I am breaking the bias by increasing my awareness of biases, embracing diversity, and engaging with different people and different ideas.
When I joined CDW, I did not anticipate breaking any biases. I came into the UK FP&A team when it was just three men, and it has most certainly been quite the journey! When collaborating across the business, it is nice to hear how much awareness and perceptions have changed just by me being my authentic self - beyond face value.
Part of breaking biases is the process of normalization. Being open as a female leader is hard, as there’s an instinct to keep bias-inducing circumstances under wraps. What if someone thinks that these things make me less reliable as a team member and it holds me back? I encountered a trifecta of this – new motherhood, a new job, and a cancer diagnosis – when I started at CDW. Since then, I’ve been more open about my challenges, using my role as a leader to make space for the normalization of circumstances that may induce bias.

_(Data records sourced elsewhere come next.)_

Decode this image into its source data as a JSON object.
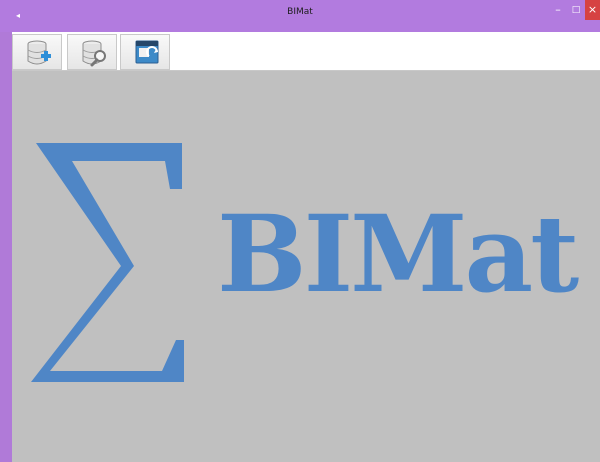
{
  "window": {
    "title": "BIMat",
    "controls": {
      "minimize": "–",
      "maximize": "□",
      "close": "×"
    }
  },
  "toolbar": {
    "buttons": [
      {
        "name": "add-database",
        "icon": "database-plus-icon"
      },
      {
        "name": "search-database",
        "icon": "database-search-icon"
      },
      {
        "name": "window-refresh",
        "icon": "window-refresh-icon"
      }
    ]
  },
  "main": {
    "logo_symbol": "∑",
    "logo_text": "BIMat"
  },
  "colors": {
    "titlebar": "#b27bdf",
    "close": "#d64242",
    "accent": "#4f86c6",
    "background": "#c0c0c0"
  }
}
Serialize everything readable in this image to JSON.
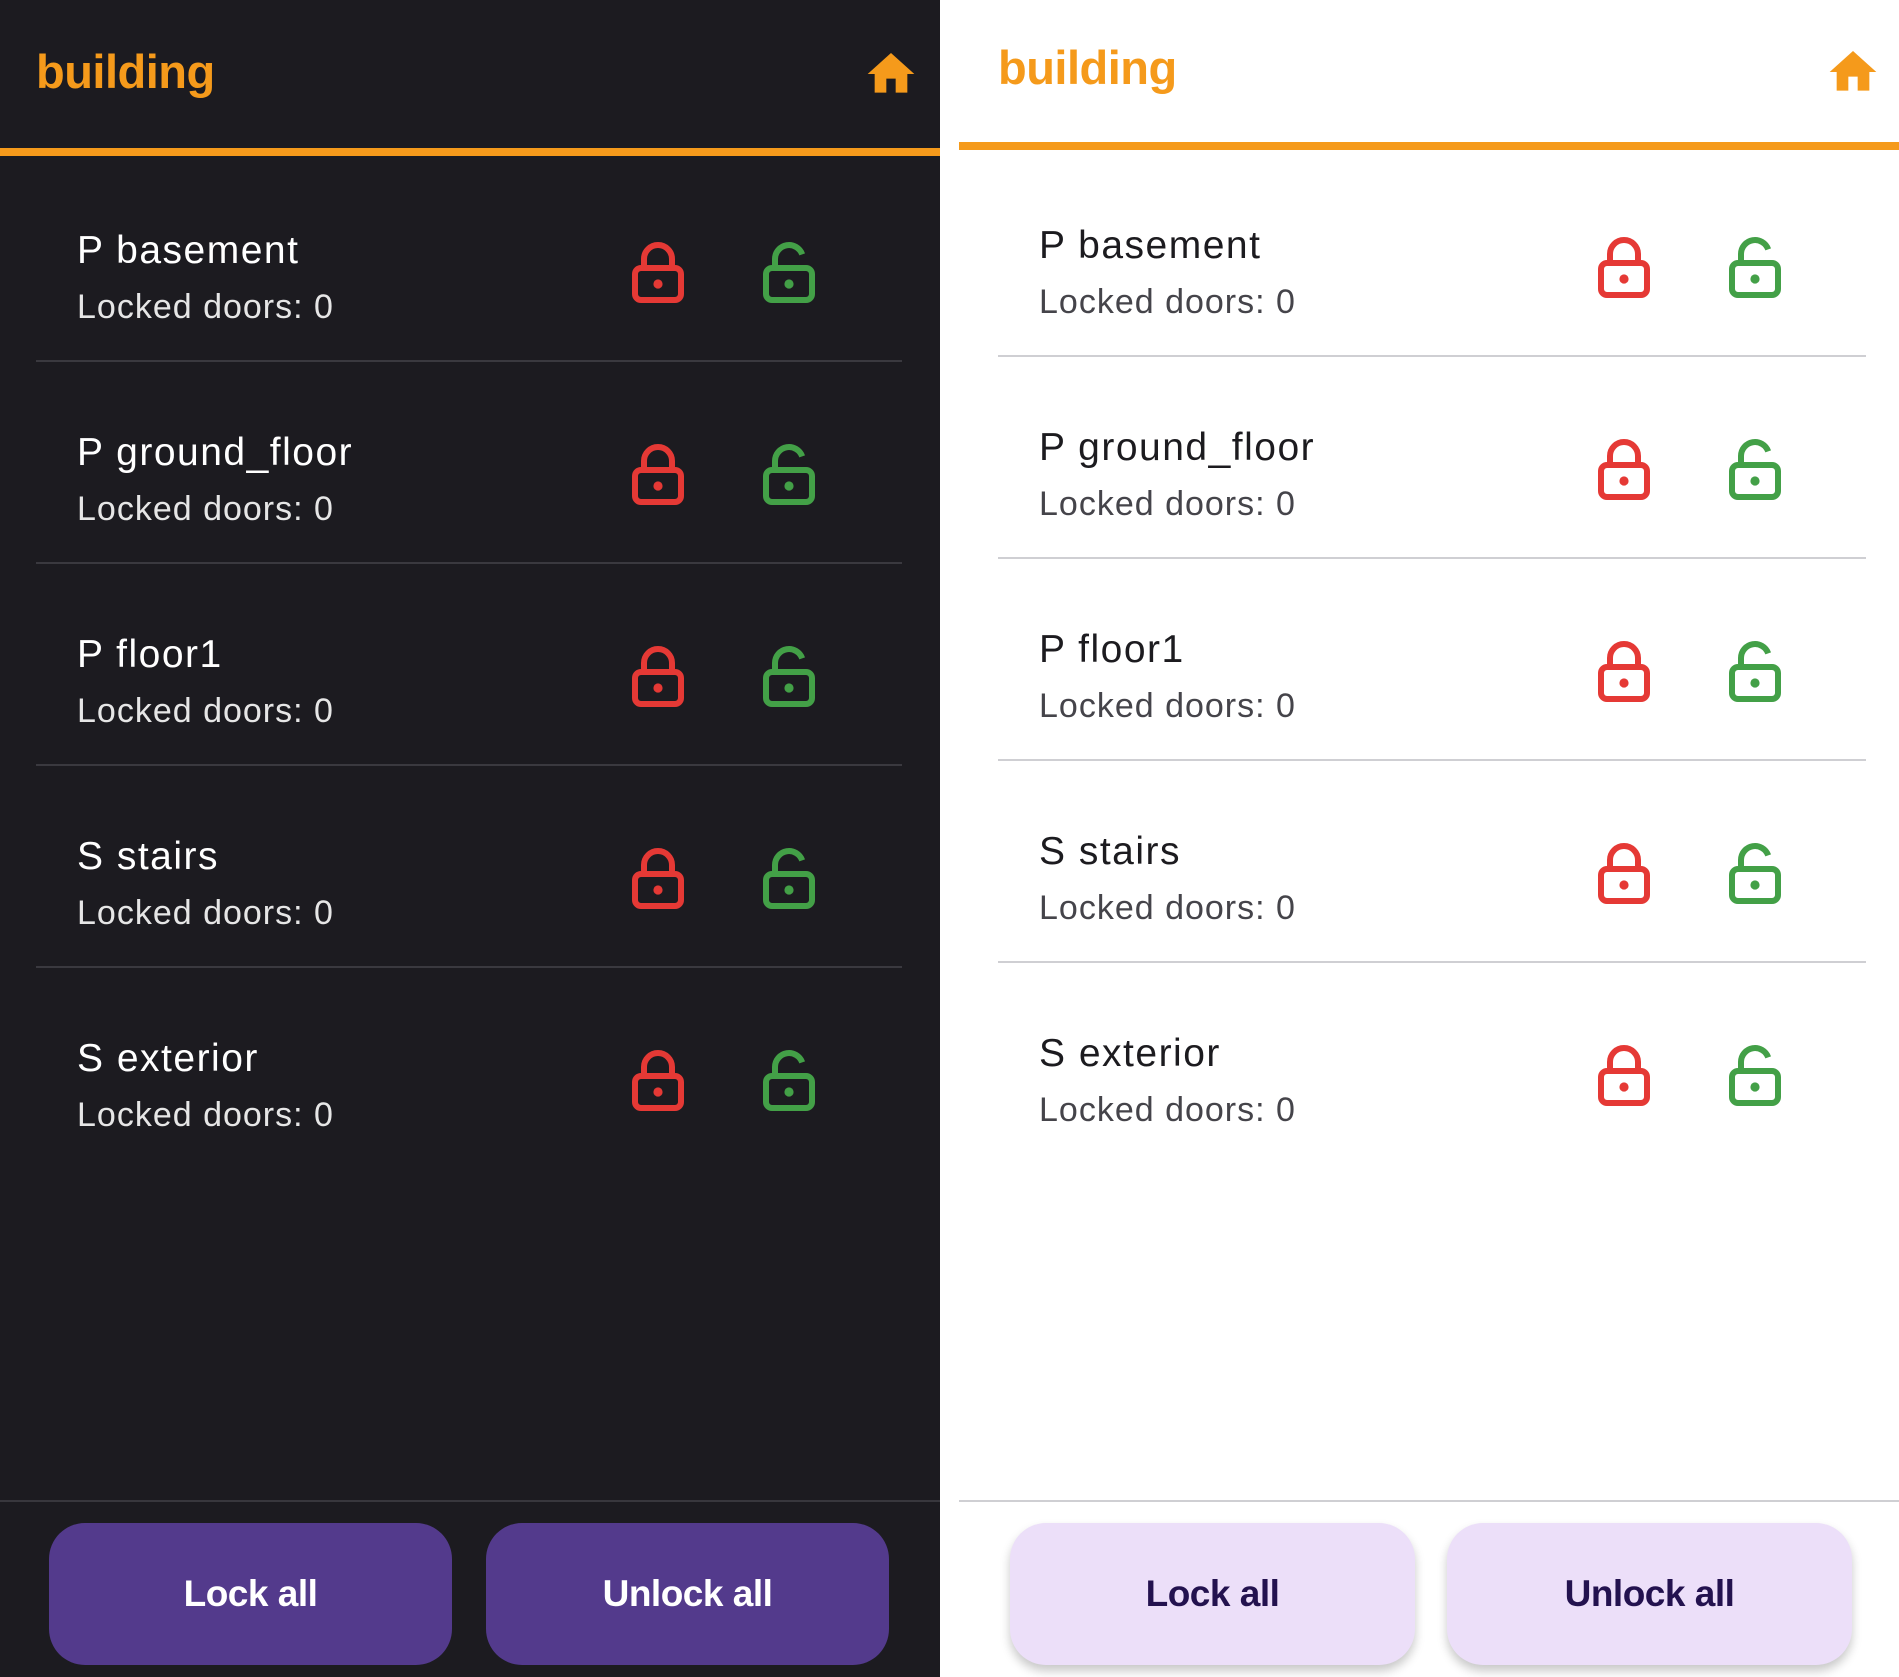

I will help break the bias by encouraging all team members to contribute and foster diverse thinking.
By always challenging the status quo.
I pledge to always confront gender bias, challenge both myself and the status quo to help empower women so we can play our part in shaping a more inclusive future.
To break gender bias, it is important to first create a culture where diversity is embraced, celebrated, and rewarded. As a leader, I have an obligation to make sure that we have a psychologically safe environment that allows everyone to comfortably bring their ideas and thoughts forward irrespective of their gender. Any form of bias isn’t tolerated. We are all winners when all voices are heard and valued. We all have an active role in squashing gender biases.
I am a solo mom. I was told around 38 that it was almost too late for me to have a child and decided to go ahead and have a child by myself since I was still single. I now have an adorable 3-year-old little girl.
I am breaking the bias everyday by teaching my two daughters that equality, diversity and being inclusive is very important. As girls and women, we are making the difference and we can achieve anything.
I break the bias by demonstrating that women can thrive in technical roles.
In my opinion, to break the bias we need to keep having the sometimes uncomfortable conversations of inequality existing in the workplace for all of us to do better and be informed. Diverse knowledge, perspectives and experiences inspire better ideas and make for a much more efficient team. We need to be open to disrupting the status quo.
As an ally, I am always reviewing our Subject Matter Expert (SME) lists I am given and panels we are gathering to look for diversity. Too often leaders choose coworkers who “look like them” for these assignments and we need to ensure that panels and SME lists are as diverse as the audience we are looking to reach and represent.
I am an African American female working in a predominately male industry. It is very common for me to be in a room or on a WebEx where I am the only black and very few if any females present. Early in my career, I bought into the bias. I used to diminish and minimize the presence of my femineity by wearing dark colors or conservative straight hair styles and not speaking up. Today, I wear what I want without a second thought of who will be in the room. And, last year I wore braids and alternative hairstyles that would allow me to accomplish my fitness goals. I am committed to showing up as my authentic self and encourage other women to do the same.
The biggest contribution I can make to breaking the bias is what I call “holding the door open.” When I find myself breaking through into a space where diverse representation is lacking, I make sure to hold the door open for other women and women of color to come through after me. The more diverse voices included at the table means the planning and solutions provided will be much richer.
– CDW Team